Katie weaves intriguing analogies throughout her story, including Gracie’s love for random facts and knowledge of the common emotional associations of different colors. Carmen often thinks on Mary Poppins references, which Katie writes so realistically that it just makes sense to include as we learn about Carmen’s character.

I love when books ask real questions about faith, as this book does often, including on page 151:

“…how do you know it’s God talking and not just your conscience?” (Gracie)

“Who’s to say our conscience isn’t one of the ways He talks to us?” (Elias)

How many of us have thought this same question? Multiple Bible studies exist focusing on this topic, so it’s obviously one of need.

This book considers trust, love (between sisters, friends, and more), the work a relationship requires, entropy, dementia, miscarriages, school culture, teenage growth, navigating friendships, relying on others, filling our holes with Truth, and more. While that seems like a lot for one book, this is one of the things Katie does so well: she writes about real life in a real way. (Bonus: the book doesn’t wrap every single conflict up in a perfect conclusion…because whose life does?)

quote from The Art of Losing Yourself by Katie Ganshert

I read The Art of Losing Yourself in less than 48 hours, but I’ll be thinking about it much, much longer than that. I also highly recommend mothers (or older sisters) and teenage daughters reading this together because of the two distinct perspectives represented here.

Check out The Art of Losing Yourself by Katie Ganshert at your local bookstore, favorite online retailer, or library. Also stop by Katie’s website for behind-the-scenes information on the book and characters and more. (I love how Katie compiles these fun facts for all her books!)

For more about Katie and her books:

  • Read my review of Katie’s first novel, Wildflowers from Winter, here.
  • Read my review of Katie’s second novel, Wishing on Willows, here.
  • Read my review of Katie’s third novel, A Broken Kind of Beautiful, here.
  • Read a fun interview I did with Katie two years ago here.
  • Visit Katie’s website.

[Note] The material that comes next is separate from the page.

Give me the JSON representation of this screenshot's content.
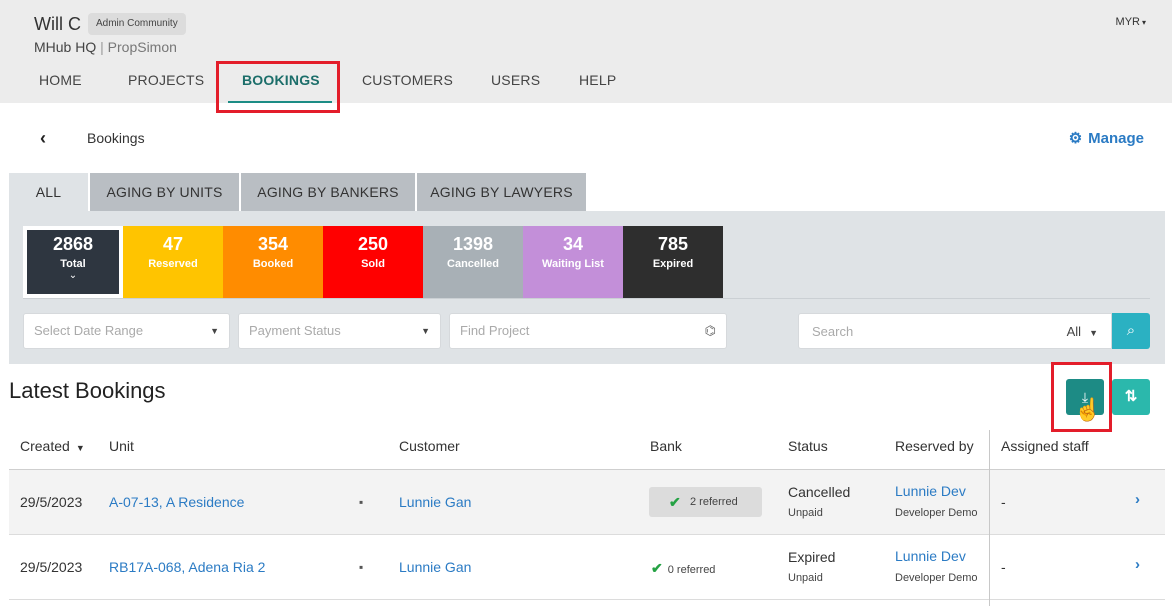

Which of the themes in this novel do you think you would relate to the most?

Disclosure: I received a free copy of this book from the publisher in exchange for my honest review. All opinions expressed are my own. I was not compensated in any other way.

I am an affiliate for Amazon Associates. If you click on an Amazon link and then make a purchase, I receive a small commission. This does not affect your final cost at all. Thank you for supporting this blog and my family!

This site is a participant in the Amazon Services LLC Associates Program, an affiliate advertising program designed to provide a means for sites to earn advertising fees by advertising and linking to Amazon.com.